Data shown:
#####

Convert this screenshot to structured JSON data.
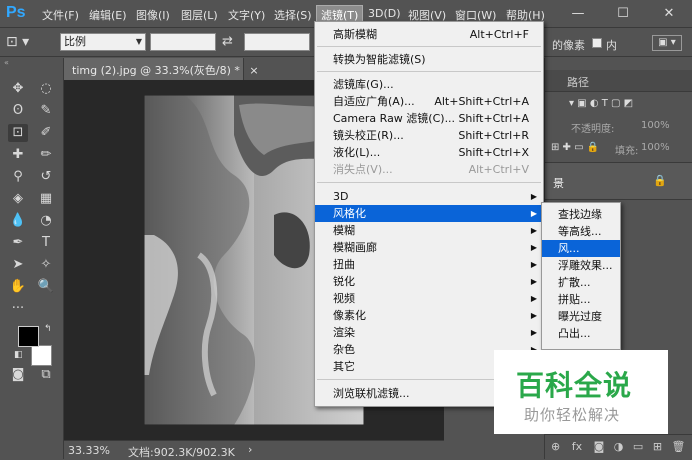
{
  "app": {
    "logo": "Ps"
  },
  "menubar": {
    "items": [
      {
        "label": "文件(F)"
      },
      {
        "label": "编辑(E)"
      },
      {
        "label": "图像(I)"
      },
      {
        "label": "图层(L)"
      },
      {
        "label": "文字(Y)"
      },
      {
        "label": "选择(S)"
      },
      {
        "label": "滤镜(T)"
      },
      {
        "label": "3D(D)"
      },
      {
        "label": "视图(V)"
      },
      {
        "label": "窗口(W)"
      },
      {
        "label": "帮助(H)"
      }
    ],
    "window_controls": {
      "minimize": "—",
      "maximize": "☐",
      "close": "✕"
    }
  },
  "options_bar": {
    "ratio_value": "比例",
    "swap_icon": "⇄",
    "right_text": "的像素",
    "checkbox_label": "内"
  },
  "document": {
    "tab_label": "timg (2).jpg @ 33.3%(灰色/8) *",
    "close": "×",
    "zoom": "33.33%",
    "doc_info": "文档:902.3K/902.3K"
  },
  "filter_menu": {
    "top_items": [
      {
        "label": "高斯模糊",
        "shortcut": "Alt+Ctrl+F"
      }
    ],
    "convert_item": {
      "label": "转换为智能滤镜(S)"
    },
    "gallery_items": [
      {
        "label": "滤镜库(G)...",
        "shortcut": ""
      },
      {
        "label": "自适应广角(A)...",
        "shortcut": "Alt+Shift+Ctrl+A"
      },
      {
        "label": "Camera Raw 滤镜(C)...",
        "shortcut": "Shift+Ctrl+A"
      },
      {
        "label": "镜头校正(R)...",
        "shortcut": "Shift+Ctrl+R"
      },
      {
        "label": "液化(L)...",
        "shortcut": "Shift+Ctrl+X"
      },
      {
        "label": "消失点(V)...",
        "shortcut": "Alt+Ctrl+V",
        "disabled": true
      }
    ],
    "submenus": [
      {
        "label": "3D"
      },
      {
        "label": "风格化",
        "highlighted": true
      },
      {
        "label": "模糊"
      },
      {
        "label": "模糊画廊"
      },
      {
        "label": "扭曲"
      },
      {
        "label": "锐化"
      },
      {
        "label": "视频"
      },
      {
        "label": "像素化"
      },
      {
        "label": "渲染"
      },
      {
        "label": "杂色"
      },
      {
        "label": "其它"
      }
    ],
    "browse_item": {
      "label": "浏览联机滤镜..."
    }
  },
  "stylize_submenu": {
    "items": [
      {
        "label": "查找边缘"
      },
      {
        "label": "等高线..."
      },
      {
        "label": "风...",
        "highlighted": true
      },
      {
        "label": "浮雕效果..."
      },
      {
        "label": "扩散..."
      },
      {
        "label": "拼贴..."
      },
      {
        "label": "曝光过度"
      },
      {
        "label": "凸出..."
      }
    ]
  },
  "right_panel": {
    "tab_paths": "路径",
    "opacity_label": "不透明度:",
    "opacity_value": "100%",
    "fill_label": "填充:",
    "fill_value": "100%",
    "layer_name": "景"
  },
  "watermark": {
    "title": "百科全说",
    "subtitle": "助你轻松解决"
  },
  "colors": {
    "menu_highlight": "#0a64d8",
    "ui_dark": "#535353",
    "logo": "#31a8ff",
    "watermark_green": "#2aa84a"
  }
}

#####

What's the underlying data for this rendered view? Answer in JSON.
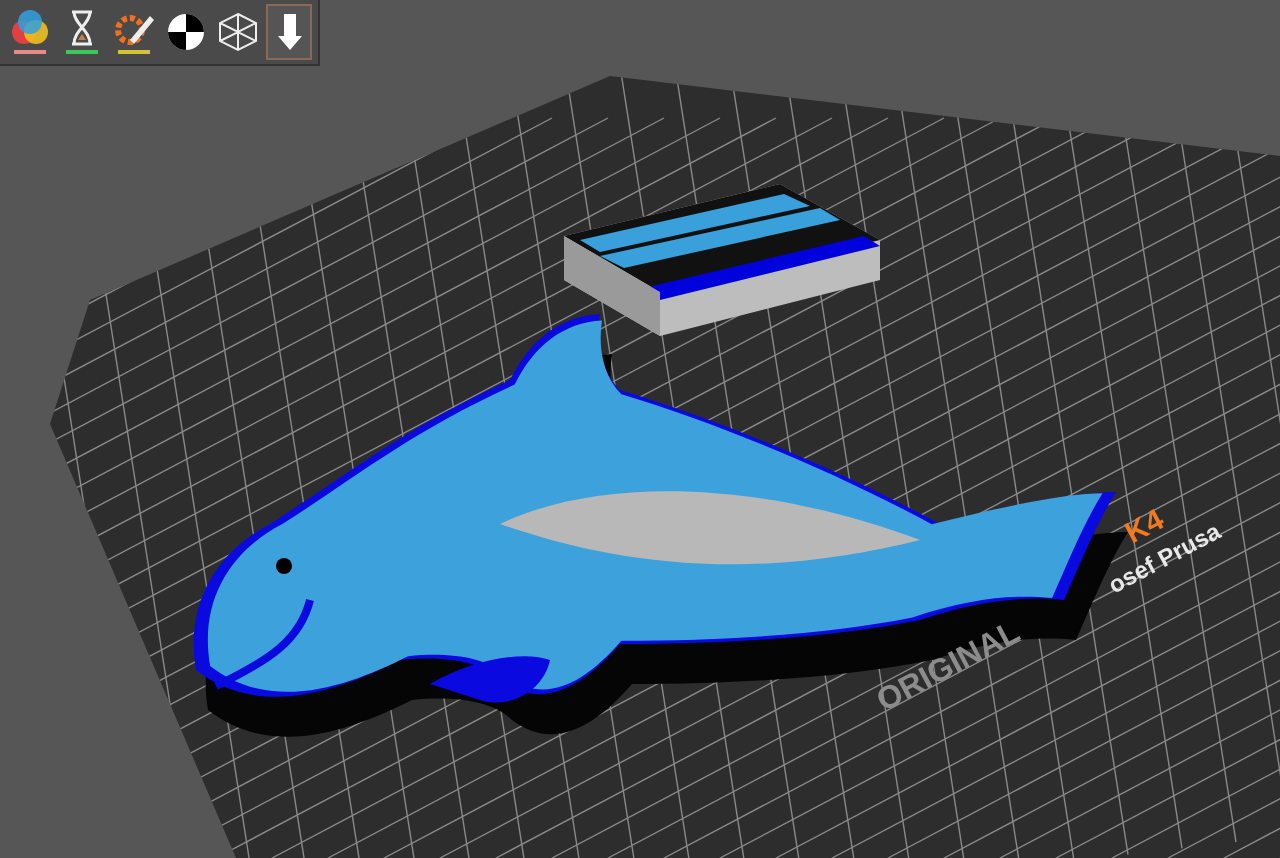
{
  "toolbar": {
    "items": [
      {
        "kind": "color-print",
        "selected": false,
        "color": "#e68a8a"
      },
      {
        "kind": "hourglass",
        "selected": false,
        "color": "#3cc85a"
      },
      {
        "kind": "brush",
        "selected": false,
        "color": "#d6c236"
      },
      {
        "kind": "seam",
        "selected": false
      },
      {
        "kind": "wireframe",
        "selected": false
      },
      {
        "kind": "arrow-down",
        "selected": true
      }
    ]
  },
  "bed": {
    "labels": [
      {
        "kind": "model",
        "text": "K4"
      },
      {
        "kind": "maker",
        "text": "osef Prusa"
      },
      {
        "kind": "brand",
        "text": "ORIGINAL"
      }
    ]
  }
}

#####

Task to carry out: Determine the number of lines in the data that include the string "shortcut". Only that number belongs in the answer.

Reply to the exercise: 7